WHAT YOU NEED TO DO: Reproduce the data exactly as given, except for any images.

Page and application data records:
◆ ◆ ◆ ◆ ◆ ◆ ◆

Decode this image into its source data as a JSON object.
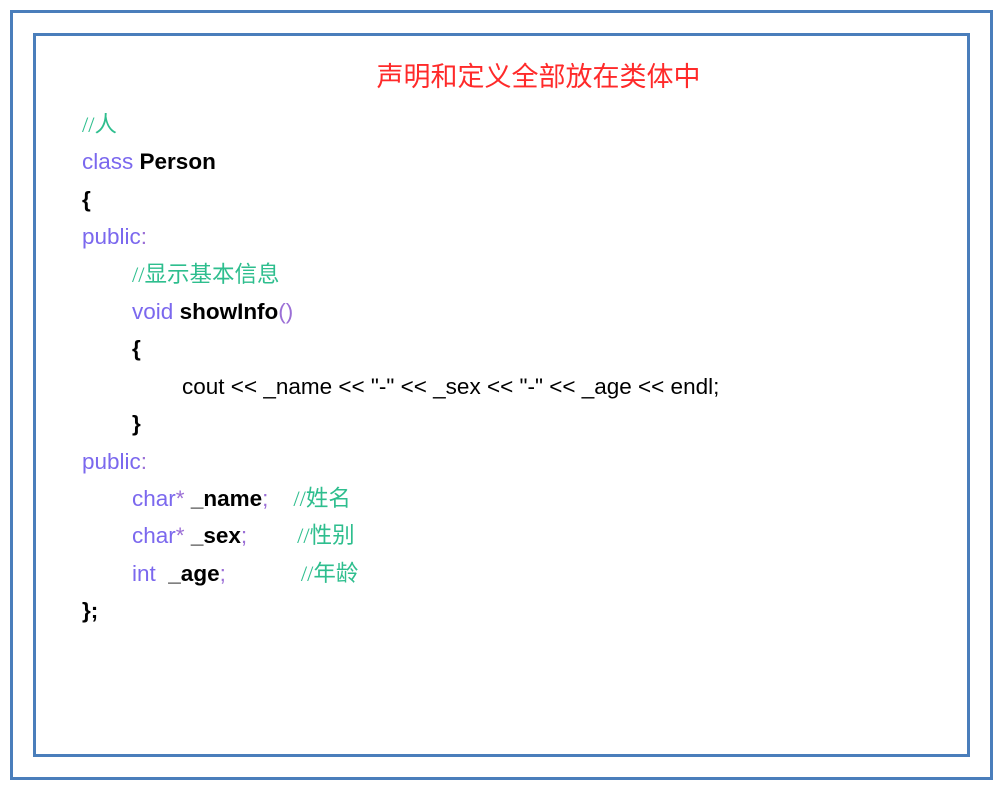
{
  "frame": {
    "border_color": "#4a7ebb",
    "background": "#ffffff"
  },
  "title": {
    "text": "声明和定义全部放在类体中",
    "color": "#ff2a2a"
  },
  "palette": {
    "keyword": "#7b68ee",
    "comment": "#2ebe8e",
    "punctuation": "#9b6fd6",
    "identifier": "#000000",
    "plain": "#000000"
  },
  "code": {
    "language": "cpp",
    "lines": [
      {
        "indent": 0,
        "tokens": [
          {
            "t": "comment",
            "s": "//人"
          }
        ]
      },
      {
        "indent": 0,
        "tokens": [
          {
            "t": "kw",
            "s": "class"
          },
          {
            "t": "plain",
            "s": " "
          },
          {
            "t": "id",
            "s": "Person"
          }
        ]
      },
      {
        "indent": 0,
        "tokens": [
          {
            "t": "brace",
            "s": "{"
          }
        ]
      },
      {
        "indent": 0,
        "tokens": [
          {
            "t": "kw",
            "s": "public"
          },
          {
            "t": "punct",
            "s": ":"
          }
        ]
      },
      {
        "indent": 1,
        "tokens": [
          {
            "t": "comment",
            "s": "//显示基本信息"
          }
        ]
      },
      {
        "indent": 1,
        "tokens": [
          {
            "t": "kw",
            "s": "void"
          },
          {
            "t": "plain",
            "s": " "
          },
          {
            "t": "id",
            "s": "showInfo"
          },
          {
            "t": "punct",
            "s": "()"
          }
        ]
      },
      {
        "indent": 1,
        "tokens": [
          {
            "t": "brace",
            "s": "{"
          }
        ]
      },
      {
        "indent": 2,
        "tokens": [
          {
            "t": "plain",
            "s": "cout << _name << \"-\" << _sex << \"-\" << _age << endl;"
          }
        ]
      },
      {
        "indent": 1,
        "tokens": [
          {
            "t": "brace",
            "s": "}"
          }
        ]
      },
      {
        "indent": 0,
        "tokens": [
          {
            "t": "kw",
            "s": "public"
          },
          {
            "t": "punct",
            "s": ":"
          }
        ]
      },
      {
        "indent": 1,
        "tokens": [
          {
            "t": "kw",
            "s": "char"
          },
          {
            "t": "punct",
            "s": "*"
          },
          {
            "t": "plain",
            "s": " "
          },
          {
            "t": "id",
            "s": "_name"
          },
          {
            "t": "punct",
            "s": ";"
          },
          {
            "t": "plain",
            "s": "    "
          },
          {
            "t": "comment",
            "s": "//姓名"
          }
        ]
      },
      {
        "indent": 1,
        "tokens": [
          {
            "t": "kw",
            "s": "char"
          },
          {
            "t": "punct",
            "s": "*"
          },
          {
            "t": "plain",
            "s": " "
          },
          {
            "t": "id",
            "s": "_sex"
          },
          {
            "t": "punct",
            "s": ";"
          },
          {
            "t": "plain",
            "s": "        "
          },
          {
            "t": "comment",
            "s": "//性别"
          }
        ]
      },
      {
        "indent": 1,
        "tokens": [
          {
            "t": "kw",
            "s": "int"
          },
          {
            "t": "plain",
            "s": "  "
          },
          {
            "t": "id",
            "s": "_age"
          },
          {
            "t": "punct",
            "s": ";"
          },
          {
            "t": "plain",
            "s": "            "
          },
          {
            "t": "comment",
            "s": "//年龄"
          }
        ]
      },
      {
        "indent": 0,
        "tokens": [
          {
            "t": "brace",
            "s": "};"
          }
        ]
      }
    ]
  }
}
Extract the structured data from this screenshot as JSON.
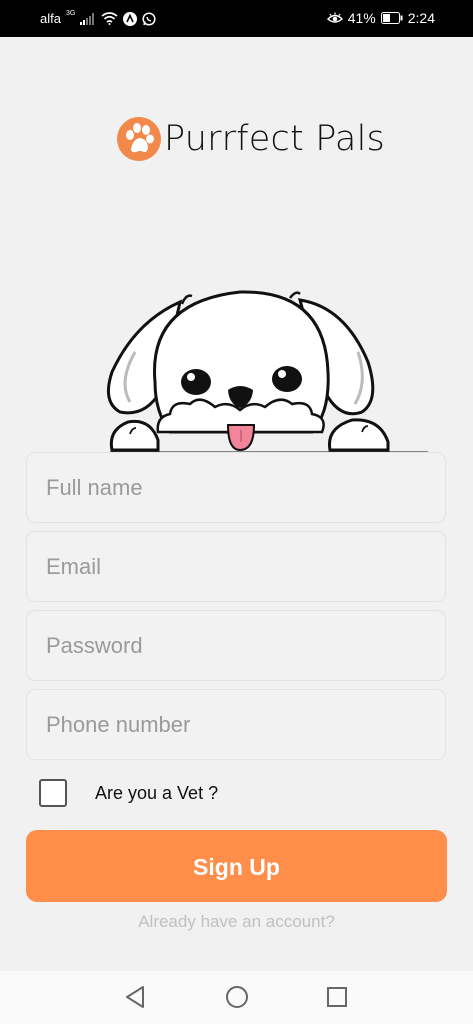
{
  "status_bar": {
    "carrier": "alfa",
    "network": "3G",
    "battery": "41%",
    "time": "2:24",
    "icons": [
      "signal-icon",
      "wifi-icon",
      "app-notification-icon",
      "whatsapp-icon",
      "eye-comfort-icon",
      "battery-icon"
    ]
  },
  "app": {
    "name": "Purrfect Pals",
    "logo_icon": "paw-icon",
    "brand_color": "#fe8e49"
  },
  "form": {
    "full_name": {
      "placeholder": "Full name",
      "value": ""
    },
    "email": {
      "placeholder": "Email",
      "value": ""
    },
    "password": {
      "placeholder": "Password",
      "value": ""
    },
    "phone": {
      "placeholder": "Phone number",
      "value": ""
    },
    "vet_checkbox": {
      "label": "Are you a Vet ?",
      "checked": false
    },
    "signup_label": "Sign Up",
    "signin_link": "Already have an account?"
  },
  "nav_bar": {
    "icons": [
      "back-icon",
      "home-icon",
      "recents-icon"
    ]
  }
}
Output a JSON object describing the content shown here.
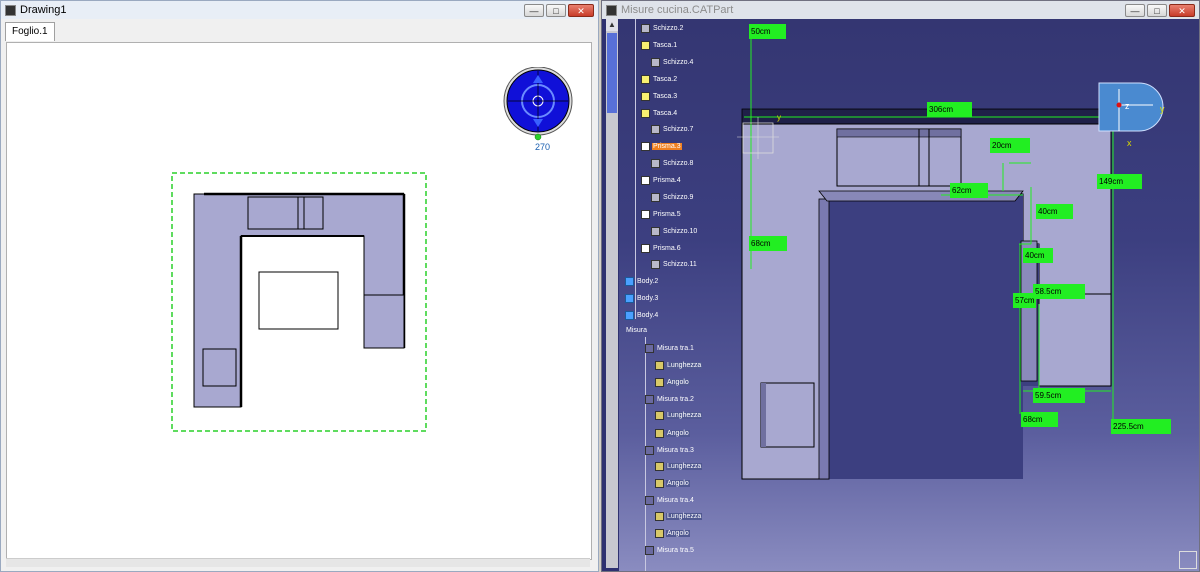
{
  "drawing_window": {
    "title": "Drawing1",
    "tab_label": "Foglio.1",
    "compass_angle": "270"
  },
  "catpart_window": {
    "title": "Misure cucina.CATPart",
    "tree": [
      {
        "label": "Schizzo.2",
        "icon": "sketch-icon"
      },
      {
        "label": "Tasca.1",
        "icon": "pocket-icon"
      },
      {
        "label": "Schizzo.4",
        "icon": "sketch-icon"
      },
      {
        "label": "Tasca.2",
        "icon": "pocket-icon"
      },
      {
        "label": "Tasca.3",
        "icon": "pocket-icon"
      },
      {
        "label": "Tasca.4",
        "icon": "pocket-icon"
      },
      {
        "label": "Schizzo.7",
        "icon": "sketch-icon"
      },
      {
        "label": "Prisma.3",
        "icon": "prism-icon"
      },
      {
        "label": "Schizzo.8",
        "icon": "sketch-icon"
      },
      {
        "label": "Prisma.4",
        "icon": "prism-icon"
      },
      {
        "label": "Schizzo.9",
        "icon": "sketch-icon"
      },
      {
        "label": "Prisma.5",
        "icon": "prism-icon"
      },
      {
        "label": "Schizzo.10",
        "icon": "sketch-icon"
      },
      {
        "label": "Prisma.6",
        "icon": "prism-icon"
      },
      {
        "label": "Schizzo.11",
        "icon": "sketch-icon"
      },
      {
        "label": "Body.2",
        "icon": "body-icon"
      },
      {
        "label": "Body.3",
        "icon": "body-icon"
      },
      {
        "label": "Body.4",
        "icon": "body-icon"
      },
      {
        "label": "Misura",
        "icon": ""
      },
      {
        "label": "Misura tra.1",
        "icon": "measure-icon"
      },
      {
        "label": "Lunghezza",
        "icon": "geometry-icon"
      },
      {
        "label": "Angolo",
        "icon": "geometry-icon"
      },
      {
        "label": "Misura tra.2",
        "icon": "measure-icon"
      },
      {
        "label": "Lunghezza",
        "icon": "geometry-icon"
      },
      {
        "label": "Angolo",
        "icon": "geometry-icon"
      },
      {
        "label": "Misura tra.3",
        "icon": "measure-icon"
      },
      {
        "label": "Lunghezza",
        "icon": "geometry-icon"
      },
      {
        "label": "Angolo",
        "icon": "geometry-icon"
      },
      {
        "label": "Misura tra.4",
        "icon": "measure-icon"
      },
      {
        "label": "Lunghezza",
        "icon": "geometry-icon"
      },
      {
        "label": "Angolo",
        "icon": "geometry-icon"
      },
      {
        "label": "Misura tra.5",
        "icon": "measure-icon"
      }
    ],
    "dimensions": [
      "50cm",
      "306cm",
      "20cm",
      "149cm",
      "62cm",
      "40cm",
      "68cm",
      "40cm",
      "58.5cm",
      "57cm",
      "59.5cm",
      "68cm",
      "225.5cm"
    ],
    "axis_labels": {
      "x": "x",
      "y": "y",
      "z": "z"
    }
  },
  "colors": {
    "dimension_tag": "#22ee22",
    "model_fill": "#a8a8d0",
    "highlight": "#f08020"
  }
}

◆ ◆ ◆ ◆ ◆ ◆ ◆

RESPONSE TO THIS TASK:
Decode this image into its source data as a JSON object.
{
  "frame": {
    "border_color": "#4a7ebb",
    "background": "#ffffff"
  },
  "title": {
    "text": "声明和定义全部放在类体中",
    "color": "#ff2a2a"
  },
  "palette": {
    "keyword": "#7b68ee",
    "comment": "#2ebe8e",
    "punctuation": "#9b6fd6",
    "identifier": "#000000",
    "plain": "#000000"
  },
  "code": {
    "language": "cpp",
    "lines": [
      {
        "indent": 0,
        "tokens": [
          {
            "t": "comment",
            "s": "//人"
          }
        ]
      },
      {
        "indent": 0,
        "tokens": [
          {
            "t": "kw",
            "s": "class"
          },
          {
            "t": "plain",
            "s": " "
          },
          {
            "t": "id",
            "s": "Person"
          }
        ]
      },
      {
        "indent": 0,
        "tokens": [
          {
            "t": "brace",
            "s": "{"
          }
        ]
      },
      {
        "indent": 0,
        "tokens": [
          {
            "t": "kw",
            "s": "public"
          },
          {
            "t": "punct",
            "s": ":"
          }
        ]
      },
      {
        "indent": 1,
        "tokens": [
          {
            "t": "comment",
            "s": "//显示基本信息"
          }
        ]
      },
      {
        "indent": 1,
        "tokens": [
          {
            "t": "kw",
            "s": "void"
          },
          {
            "t": "plain",
            "s": " "
          },
          {
            "t": "id",
            "s": "showInfo"
          },
          {
            "t": "punct",
            "s": "()"
          }
        ]
      },
      {
        "indent": 1,
        "tokens": [
          {
            "t": "brace",
            "s": "{"
          }
        ]
      },
      {
        "indent": 2,
        "tokens": [
          {
            "t": "plain",
            "s": "cout << _name << \"-\" << _sex << \"-\" << _age << endl;"
          }
        ]
      },
      {
        "indent": 1,
        "tokens": [
          {
            "t": "brace",
            "s": "}"
          }
        ]
      },
      {
        "indent": 0,
        "tokens": [
          {
            "t": "kw",
            "s": "public"
          },
          {
            "t": "punct",
            "s": ":"
          }
        ]
      },
      {
        "indent": 1,
        "tokens": [
          {
            "t": "kw",
            "s": "char"
          },
          {
            "t": "punct",
            "s": "*"
          },
          {
            "t": "plain",
            "s": " "
          },
          {
            "t": "id",
            "s": "_name"
          },
          {
            "t": "punct",
            "s": ";"
          },
          {
            "t": "plain",
            "s": "    "
          },
          {
            "t": "comment",
            "s": "//姓名"
          }
        ]
      },
      {
        "indent": 1,
        "tokens": [
          {
            "t": "kw",
            "s": "char"
          },
          {
            "t": "punct",
            "s": "*"
          },
          {
            "t": "plain",
            "s": " "
          },
          {
            "t": "id",
            "s": "_sex"
          },
          {
            "t": "punct",
            "s": ";"
          },
          {
            "t": "plain",
            "s": "        "
          },
          {
            "t": "comment",
            "s": "//性别"
          }
        ]
      },
      {
        "indent": 1,
        "tokens": [
          {
            "t": "kw",
            "s": "int"
          },
          {
            "t": "plain",
            "s": "  "
          },
          {
            "t": "id",
            "s": "_age"
          },
          {
            "t": "punct",
            "s": ";"
          },
          {
            "t": "plain",
            "s": "            "
          },
          {
            "t": "comment",
            "s": "//年龄"
          }
        ]
      },
      {
        "indent": 0,
        "tokens": [
          {
            "t": "brace",
            "s": "};"
          }
        ]
      }
    ]
  }
}
Extract the structured data from this screenshot as JSON.
{
  "status_bar": {
    "carrier": "alfa",
    "network": "3G",
    "battery": "41%",
    "time": "2:24",
    "icons": [
      "signal-icon",
      "wifi-icon",
      "app-notification-icon",
      "whatsapp-icon",
      "eye-comfort-icon",
      "battery-icon"
    ]
  },
  "app": {
    "name": "Purrfect Pals",
    "logo_icon": "paw-icon",
    "brand_color": "#fe8e49"
  },
  "form": {
    "full_name": {
      "placeholder": "Full name",
      "value": ""
    },
    "email": {
      "placeholder": "Email",
      "value": ""
    },
    "password": {
      "placeholder": "Password",
      "value": ""
    },
    "phone": {
      "placeholder": "Phone number",
      "value": ""
    },
    "vet_checkbox": {
      "label": "Are you a Vet ?",
      "checked": false
    },
    "signup_label": "Sign Up",
    "signin_link": "Already have an account?"
  },
  "nav_bar": {
    "icons": [
      "back-icon",
      "home-icon",
      "recents-icon"
    ]
  }
}
Output a JSON object describing the content shown here.
{
  "drawing_window": {
    "title": "Drawing1",
    "tab_label": "Foglio.1",
    "compass_angle": "270"
  },
  "catpart_window": {
    "title": "Misure cucina.CATPart",
    "tree": [
      {
        "label": "Schizzo.2",
        "icon": "sketch-icon"
      },
      {
        "label": "Tasca.1",
        "icon": "pocket-icon"
      },
      {
        "label": "Schizzo.4",
        "icon": "sketch-icon"
      },
      {
        "label": "Tasca.2",
        "icon": "pocket-icon"
      },
      {
        "label": "Tasca.3",
        "icon": "pocket-icon"
      },
      {
        "label": "Tasca.4",
        "icon": "pocket-icon"
      },
      {
        "label": "Schizzo.7",
        "icon": "sketch-icon"
      },
      {
        "label": "Prisma.3",
        "icon": "prism-icon"
      },
      {
        "label": "Schizzo.8",
        "icon": "sketch-icon"
      },
      {
        "label": "Prisma.4",
        "icon": "prism-icon"
      },
      {
        "label": "Schizzo.9",
        "icon": "sketch-icon"
      },
      {
        "label": "Prisma.5",
        "icon": "prism-icon"
      },
      {
        "label": "Schizzo.10",
        "icon": "sketch-icon"
      },
      {
        "label": "Prisma.6",
        "icon": "prism-icon"
      },
      {
        "label": "Schizzo.11",
        "icon": "sketch-icon"
      },
      {
        "label": "Body.2",
        "icon": "body-icon"
      },
      {
        "label": "Body.3",
        "icon": "body-icon"
      },
      {
        "label": "Body.4",
        "icon": "body-icon"
      },
      {
        "label": "Misura",
        "icon": ""
      },
      {
        "label": "Misura tra.1",
        "icon": "measure-icon"
      },
      {
        "label": "Lunghezza",
        "icon": "geometry-icon"
      },
      {
        "label": "Angolo",
        "icon": "geometry-icon"
      },
      {
        "label": "Misura tra.2",
        "icon": "measure-icon"
      },
      {
        "label": "Lunghezza",
        "icon": "geometry-icon"
      },
      {
        "label": "Angolo",
        "icon": "geometry-icon"
      },
      {
        "label": "Misura tra.3",
        "icon": "measure-icon"
      },
      {
        "label": "Lunghezza",
        "icon": "geometry-icon"
      },
      {
        "label": "Angolo",
        "icon": "geometry-icon"
      },
      {
        "label": "Misura tra.4",
        "icon": "measure-icon"
      },
      {
        "label": "Lunghezza",
        "icon": "geometry-icon"
      },
      {
        "label": "Angolo",
        "icon": "geometry-icon"
      },
      {
        "label": "Misura tra.5",
        "icon": "measure-icon"
      }
    ],
    "dimensions": [
      "50cm",
      "306cm",
      "20cm",
      "149cm",
      "62cm",
      "40cm",
      "68cm",
      "40cm",
      "58.5cm",
      "57cm",
      "59.5cm",
      "68cm",
      "225.5cm"
    ],
    "axis_labels": {
      "x": "x",
      "y": "y",
      "z": "z"
    }
  },
  "colors": {
    "dimension_tag": "#22ee22",
    "model_fill": "#a8a8d0",
    "highlight": "#f08020"
  }
}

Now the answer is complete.